instinct, given all the self-preoccupation here, might be to think mine is the possessive meaning my wound, as in: Love breaks some hearts, but has utterly smashed mine. But that instinct can be quickly dismissed: looking backward, the wound in line 2 was already mine, so saying mine in a But clause would be clumsy; and looking forward, the wound is certainly not the object of had full conquest got; the speaker is, and indeed the wound is the instrument of the speakers defeat. The word conquest, in fact, is the key clue here. Conquest of a fortified city was as likely to be attempted by mining (= tunneling under the wall, hence our modern abstract term undermining) as by direct assault, though the latter was certainly more honorable and more likely to be admired. This is part of the point for the dashing soldier Sidney: Love has, in effect, gotten to him by underhanded, sneaky means, when he wasnt properly armed against it. So the in mine part of the phrase has nothing to do with a possessive, but refers to the method by which Love has used known worth to gain the conquest. But that still leaves the seemingly simple phrase of time, which to me is just as hard to sort out. Is it connected to proceed, meaning something as simple as in time proceed? If so, why not say in time proceed, since the meter is the same and of time is not idiomatic for in time? Is it, alternatively, connected to mine, so that time is the entity that is actually being mined? That, too, does not make sense, since time is surely a winner not a loser in the construction that follows. So lets try this: its connected to mine, but the of indicates ownership, so mining is Times instrument for furthering the cause of Love; now that makes more sense, does it not? But it is hardly an intuitive reading! Line 14: The general sense of the final couplet is a paradox similar to Shakespeares I do believe her though I know she lies, only here the idea is I do believe me though I know Im crazy. The somewhat hard part is the apparent paradox-within-a-paradox of While with a feeling skill I paint my hell. I think it is safe to say that feeling skill is an oxymoron, reflecting the same clash between passion and personal control that is a running theme of the whole sonnet sequence. But what, exactly, is the speaker doing with his passionaffected intellect?; what does it mean to paint my hell? There are at least two distinct possibilities, and in this case I think we do well to accept both, and thus enrich the poems meaning through ambiguity; as Benedick says, Theres a double meaning in that! Duncan-Joness endnote opts for Hamlets understanding of paint as giving a false colouring or complexion to, or in the crude American political vernacular, putting lipstick on a pig. So in that sense, the speaker admits to using optimistic descriptions of a love relationship to pretty up what is really a hellish state he has gotten into. It could similarly be said that line 5 of Sonnet 1, I sought fit words to paint the blackest face of woe refers to putting false make-up on an ugly face (blackness being equated with ugliness in Renaissance-speak). But just as clearly, that line occurs in the midst of a description of the struggle to create art, so it carries the ambiguity of paint as create art. The verb is used in this sense in several other sonnets (70, 81, 93, 98), unambiguously so in 81 (for example), where the speaker seeks to paint poetically a kiss he has received from Stella. So, the simple end of what is already a complex ideaI am deluding myself and putting a false front on a hellish situationis given still more complexity, depth, and meaning with the

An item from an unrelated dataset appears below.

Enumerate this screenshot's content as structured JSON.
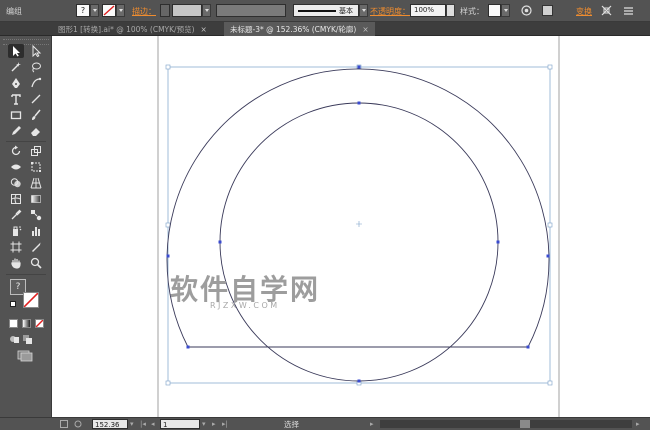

layered suggestions (extending Sonnet 1s role as preface to a lengthy sonnet sequence) that (1) the hellish situation is about to be turned into a work of art; and (2) (as Marlowe, Milton, and other writers have variously affirmed), hell is a place between a pair of human ears, and the hell the speaker has described himself as being reluctantly dragged into is in fact a hell of his own making. Thomas Wyatt sonnet 10 Shakespeare shall I compare thee to a summers day